Religious freedom is a fundamental tenet of our jurisprudence.1 The Establishment Clause of the First Amendment to the U.S. Constitution, which is binding on the states through the Fourteenth Amendment, provides that “Congress shall make no law respecting an establishment of religion, or prohibiting the free exercise thereof.”2 The Establishment Clause “is a prohibition of government sponsorship of religion which requires that government neither aid nor formally establish a religion.”3 Said prohibition exists because there is a substantial danger that the government will become entangled in essentially religious controversies or intervene on behalf of groups espousing particular doctrines or beliefs.4

Although civil disputes involving religious parties may be adjudicated if neutral principles of secular law are exclusively involved, the Establishment Clause absolutely prohibits civil courts from deciding actions in which the nature of the issues raised are in any way religious.5 As the New York Court of Appeals has explained:

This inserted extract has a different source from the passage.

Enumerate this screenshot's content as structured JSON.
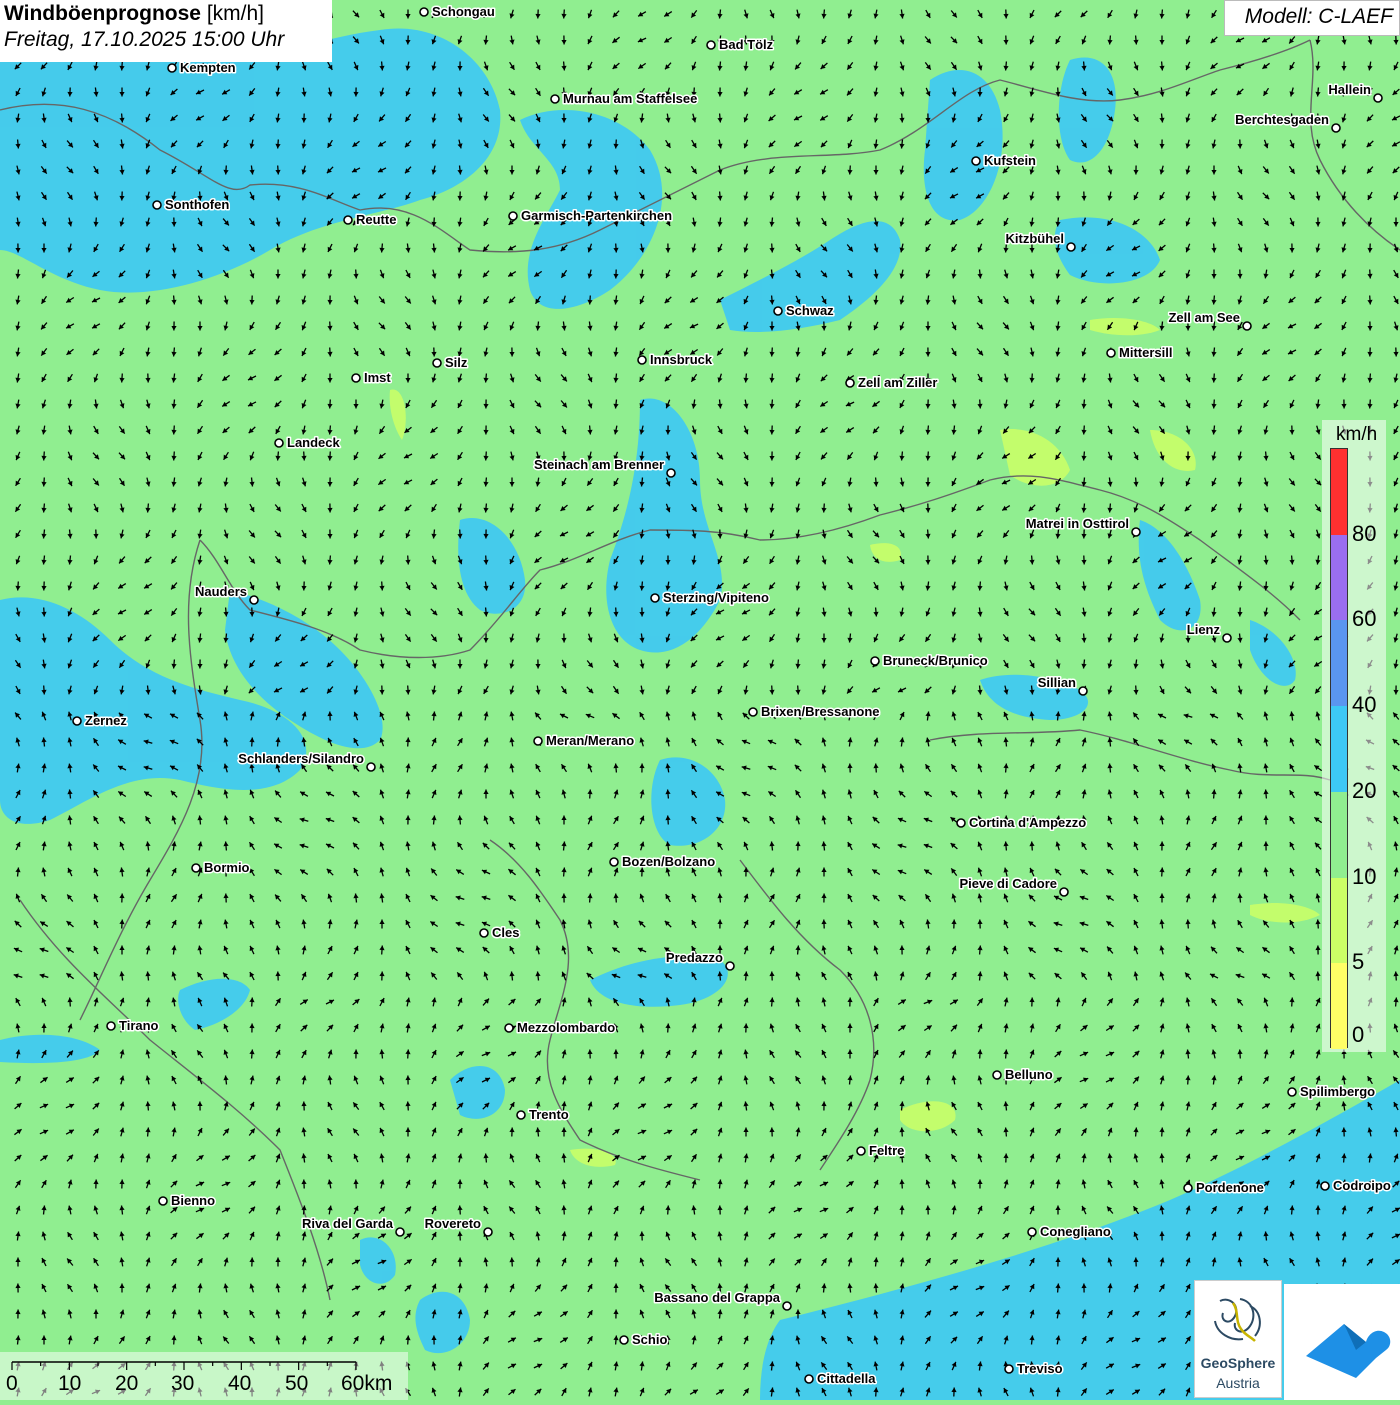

The United States Constitution protects the right of individuals to believe what they cannot prove. They may not be put to the proof of their religious doctrines or beliefs…If these doctrines are subject to trial before a jury charged with finding their truth or falsity, then the same can be done with the religious beliefs of any sect. When the triers of fact undertake that task, they enter a forbidden domain…[C]ivil courts are forbidden from interfering in or determining religious disputes. Such rulings violate the First Amendment because they simultaneously establish one religious belief as correct … while interfering with the free exercise of the opposing faction’s beliefs.6

This content has been archived. It is available through our partners, LexisNexis® and Bloomberg Law.

To view this content, please continue to their sites.

Not a Lexis Advance® Subscriber?
Subscribe Now

Not a Bloomberg Law Subscriber?
Subscribe Now

Why am I seeing this?

LexisNexis® and Bloomberg Law are third party online distributors of the broad collection of current and archived versions of ALM's legal news publications. LexisNexis® and Bloomberg Law customers are able to access and use ALM's content, including content from the National Law Journal, The American Lawyer, Legaltech News, The New York Law Journal, and Corporate Counsel, as well as other sources of legal information.

For questions call 1-877-256-2472 or contact us at [email protected]